Another oft-cited text with obvious relevance to personal boundaries is Proverbs 25:28. “Like a city breached, without walls, is one who lacks self-control.” Cloud and Townsend invoke another text from Proverbs when noting that “one of the greatest gifts we can give to each other is the gift of honesty and confrontation. As Proverbs tells us, ‘Wounds from a friend can be trusted, but an enemy multiplies kisses’” (Proverbs 27:6). We grow when someone who loves us ‘wounds’ us by telling us painful truths we need to hear. Requiring responsibility from each other by telling each other the truth and not giving in to each other’s immaturity is indeed a gift” (Boundaries in Marriage, 95).
They also offer some helpful discussion of God and boundaries. For example: “As we become like him, he is redeeming our boundaries and our limits. He has defined who we are and what our limits are so that he can bless us: ‘Lord, you have assigned me my portion and my cup; you have made my lot secure. The boundary lines have fallen for me in pleasant places; surely I have a delightful inheritance’ (Ps. 16:5-6)” (Boundaries, 240).
The most common criticism of boundaries therapy–especially, it seems, from Christians–is that it encourages selfishness. In response, Cloud and Townsend note that selfishness is wrong because it is unloving; however, “appropriate boundaries actually increase our ability to care about others.” Furthermore, selfishness must not be confused with stewardship. Boundaries enable us to be faithful stewards of God’s good gifts. “When we say no to people and activities that are hurtful to us, we are protecting God’s investment” (Boundaries, 103-105). They also make repeated efforts to distinguish between a selfish abuse of boundaries and a loving use of boundaries.
When it comes to discussing theology proper–i.e., the nature and acts of God–Cloud and Townsend are sometimes a bit vague, confused, and imprecise. Their analogies between human/human relationships and God/human relationships are sometimes helpful, but perhaps just as often lacking in important qualification. For example, on the matter of God changing his mind, they claim that “the Bible is clear.
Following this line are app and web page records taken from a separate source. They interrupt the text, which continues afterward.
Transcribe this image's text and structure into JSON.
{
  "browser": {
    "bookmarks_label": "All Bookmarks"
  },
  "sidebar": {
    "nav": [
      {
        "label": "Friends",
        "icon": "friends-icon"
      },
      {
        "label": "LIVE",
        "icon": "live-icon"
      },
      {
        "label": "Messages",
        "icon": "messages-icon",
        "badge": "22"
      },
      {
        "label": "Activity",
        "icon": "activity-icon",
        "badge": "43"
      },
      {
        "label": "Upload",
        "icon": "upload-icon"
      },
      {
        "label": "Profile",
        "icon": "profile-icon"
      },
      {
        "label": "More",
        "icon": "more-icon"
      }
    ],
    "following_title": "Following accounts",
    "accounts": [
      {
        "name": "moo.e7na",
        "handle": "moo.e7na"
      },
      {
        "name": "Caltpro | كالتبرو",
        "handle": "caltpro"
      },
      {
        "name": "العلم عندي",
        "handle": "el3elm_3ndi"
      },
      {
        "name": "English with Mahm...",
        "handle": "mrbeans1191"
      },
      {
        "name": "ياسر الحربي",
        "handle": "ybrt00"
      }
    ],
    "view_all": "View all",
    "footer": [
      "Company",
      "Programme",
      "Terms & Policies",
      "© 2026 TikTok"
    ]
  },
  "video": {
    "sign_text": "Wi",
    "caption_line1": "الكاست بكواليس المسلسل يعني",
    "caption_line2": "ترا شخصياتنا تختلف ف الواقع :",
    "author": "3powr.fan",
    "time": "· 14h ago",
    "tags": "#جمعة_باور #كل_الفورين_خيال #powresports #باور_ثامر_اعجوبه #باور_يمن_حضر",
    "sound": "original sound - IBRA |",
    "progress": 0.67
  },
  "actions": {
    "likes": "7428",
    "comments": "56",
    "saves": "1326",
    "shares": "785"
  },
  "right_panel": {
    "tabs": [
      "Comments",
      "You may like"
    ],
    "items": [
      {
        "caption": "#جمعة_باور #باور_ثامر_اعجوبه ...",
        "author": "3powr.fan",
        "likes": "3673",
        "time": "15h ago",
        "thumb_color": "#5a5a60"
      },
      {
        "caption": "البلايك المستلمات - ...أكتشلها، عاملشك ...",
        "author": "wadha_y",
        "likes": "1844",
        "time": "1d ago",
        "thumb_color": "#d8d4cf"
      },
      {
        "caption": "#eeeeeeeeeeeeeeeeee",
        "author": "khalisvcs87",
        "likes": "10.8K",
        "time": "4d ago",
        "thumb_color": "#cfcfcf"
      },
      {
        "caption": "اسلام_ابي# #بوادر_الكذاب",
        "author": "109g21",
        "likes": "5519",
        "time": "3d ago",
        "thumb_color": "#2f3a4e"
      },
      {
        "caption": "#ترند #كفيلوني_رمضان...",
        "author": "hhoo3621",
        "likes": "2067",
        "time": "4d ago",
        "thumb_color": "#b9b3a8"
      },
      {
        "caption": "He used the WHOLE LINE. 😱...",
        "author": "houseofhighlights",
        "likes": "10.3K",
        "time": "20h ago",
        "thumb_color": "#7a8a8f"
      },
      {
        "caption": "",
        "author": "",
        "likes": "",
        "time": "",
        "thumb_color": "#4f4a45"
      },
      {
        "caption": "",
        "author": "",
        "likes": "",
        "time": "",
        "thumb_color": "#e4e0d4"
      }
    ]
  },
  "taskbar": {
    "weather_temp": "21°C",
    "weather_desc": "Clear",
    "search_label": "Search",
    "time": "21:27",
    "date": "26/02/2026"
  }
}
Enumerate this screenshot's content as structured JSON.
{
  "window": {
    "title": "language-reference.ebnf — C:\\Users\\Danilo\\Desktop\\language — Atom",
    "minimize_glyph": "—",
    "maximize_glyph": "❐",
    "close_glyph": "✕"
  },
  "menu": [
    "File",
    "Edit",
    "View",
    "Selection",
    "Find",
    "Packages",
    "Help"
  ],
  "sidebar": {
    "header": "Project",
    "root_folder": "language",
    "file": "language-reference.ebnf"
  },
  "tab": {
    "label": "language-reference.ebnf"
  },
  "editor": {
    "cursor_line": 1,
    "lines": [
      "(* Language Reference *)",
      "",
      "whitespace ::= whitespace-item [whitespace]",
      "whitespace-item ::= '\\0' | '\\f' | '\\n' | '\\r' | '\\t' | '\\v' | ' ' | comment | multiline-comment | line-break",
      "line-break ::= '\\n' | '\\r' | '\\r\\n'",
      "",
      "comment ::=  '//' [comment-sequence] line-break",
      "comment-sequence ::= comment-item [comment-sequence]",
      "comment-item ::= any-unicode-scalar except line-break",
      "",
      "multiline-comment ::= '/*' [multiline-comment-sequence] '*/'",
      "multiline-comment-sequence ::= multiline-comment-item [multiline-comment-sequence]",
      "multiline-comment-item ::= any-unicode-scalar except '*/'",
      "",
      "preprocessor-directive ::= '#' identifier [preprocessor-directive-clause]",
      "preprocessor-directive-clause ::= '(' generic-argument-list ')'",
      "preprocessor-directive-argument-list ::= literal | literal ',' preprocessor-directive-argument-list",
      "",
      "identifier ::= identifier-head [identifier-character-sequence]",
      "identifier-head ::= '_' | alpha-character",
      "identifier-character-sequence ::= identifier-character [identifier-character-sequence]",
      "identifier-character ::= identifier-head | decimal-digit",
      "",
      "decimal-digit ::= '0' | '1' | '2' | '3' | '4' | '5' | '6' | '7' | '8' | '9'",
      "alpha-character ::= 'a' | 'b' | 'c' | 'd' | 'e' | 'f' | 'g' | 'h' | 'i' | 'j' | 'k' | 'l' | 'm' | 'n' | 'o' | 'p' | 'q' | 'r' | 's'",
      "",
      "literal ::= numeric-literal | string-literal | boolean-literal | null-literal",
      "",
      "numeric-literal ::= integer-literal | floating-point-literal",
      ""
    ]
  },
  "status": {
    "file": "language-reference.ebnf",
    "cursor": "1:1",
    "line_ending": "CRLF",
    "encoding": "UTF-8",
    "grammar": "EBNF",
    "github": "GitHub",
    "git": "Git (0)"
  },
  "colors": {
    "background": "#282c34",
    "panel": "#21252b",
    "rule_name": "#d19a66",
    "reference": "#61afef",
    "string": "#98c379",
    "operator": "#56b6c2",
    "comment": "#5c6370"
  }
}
It is as though God says, ‘If it really means that much to you, it’s okay with me.’ One of the most astounding teachings of the Bible is that we can influence God. It wouldn’t be a real relationship if we couldn’t” (Boundaries, 233). This statement is rife with theological question marks and ambiguities. Given the vigor with which such questions of providence are being debated among theologians and philosophers today, it is hardly accurate or fair to say that “the Bible is clear” on this.
The boundaries therapy of Cloud and Townsend have much to offer both Christian counselors and their clients, particularly clients whose basic need is to develop more effective relationship skills. An emphasis on developing strong personal boundaries should be especially helpful in marriage counseling.
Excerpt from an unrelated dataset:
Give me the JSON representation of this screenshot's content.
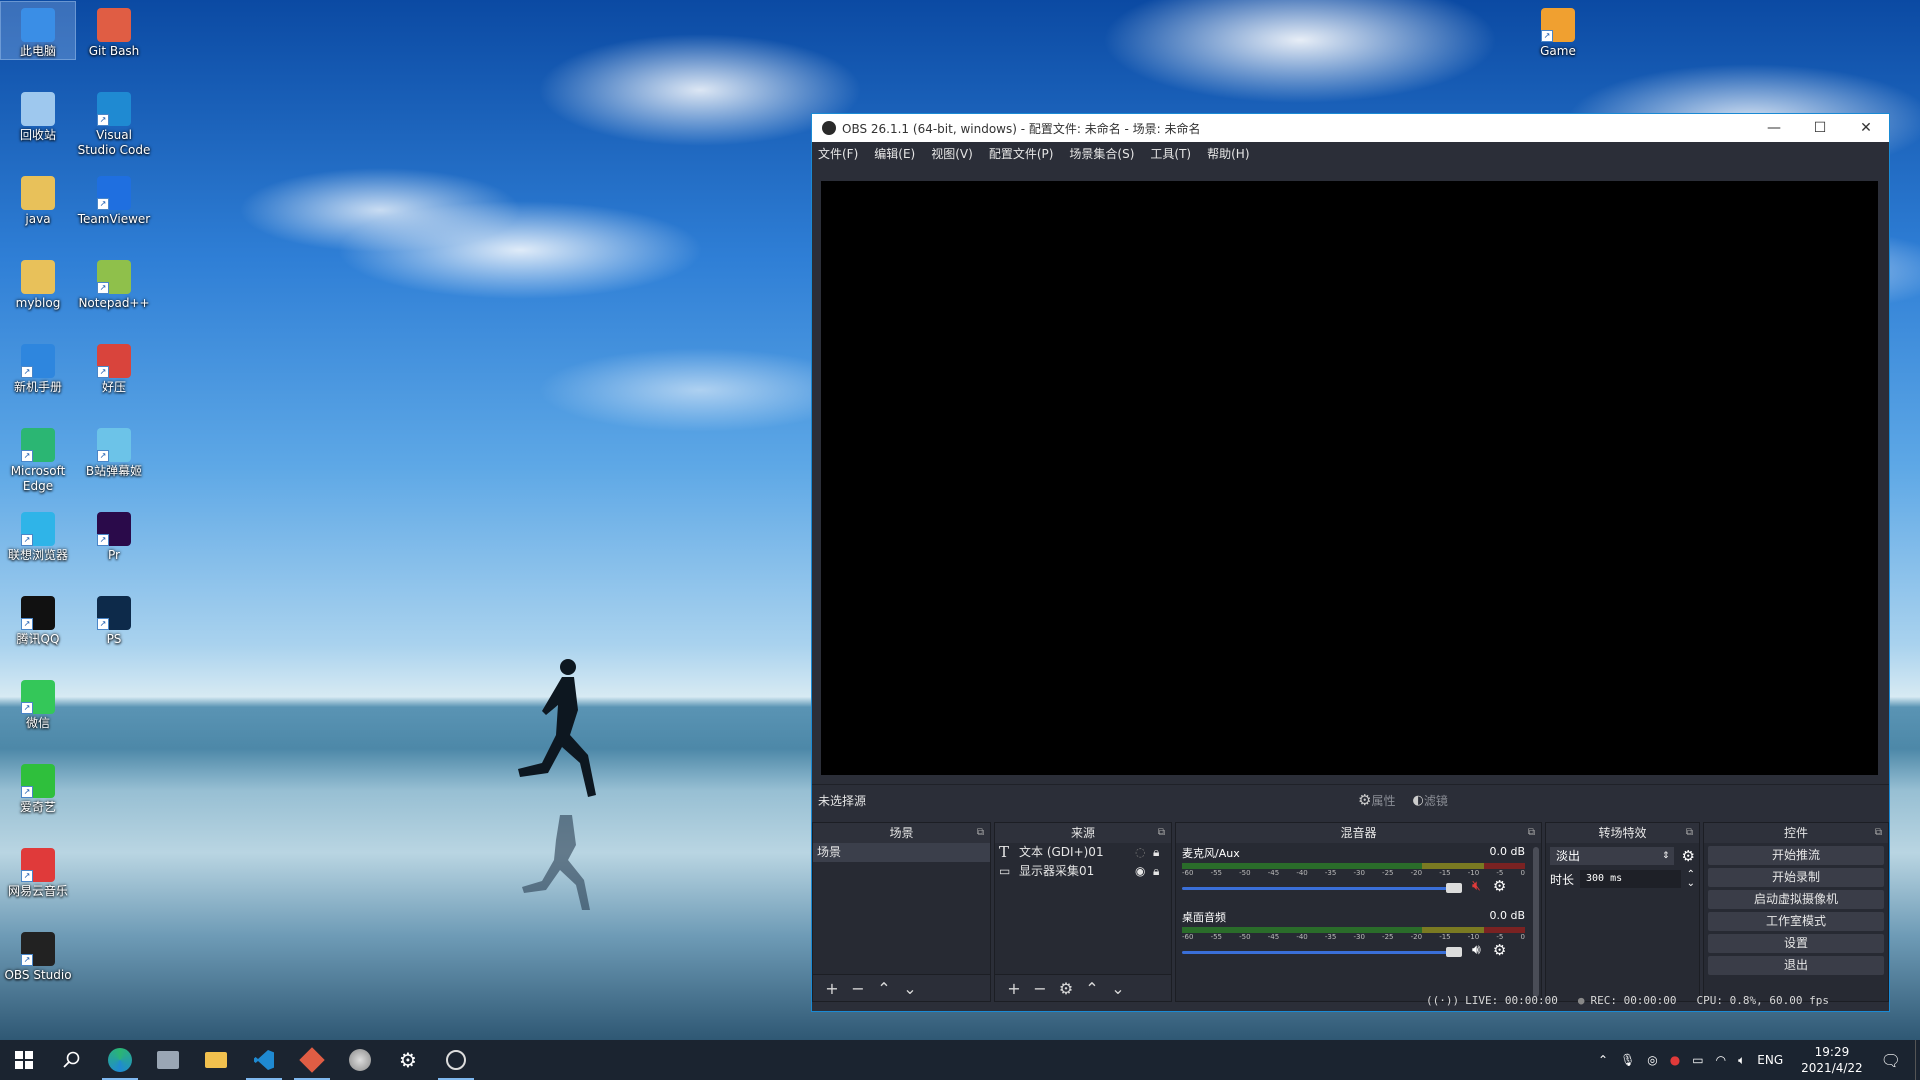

The principles presented in these books are a needed corrective to imbalances that afflict the self-concepts and relationships of many individuals–imbalances that seem to be encouraged by contemporary American evangelical culture. Although not without some limitations and deficiencies, the books’ drawbacks pale in comparison to the overall helpfulness of their clear presentation of crucial, biblically-based principles of emotional and relational health.
Rebecca Merrill Groothuis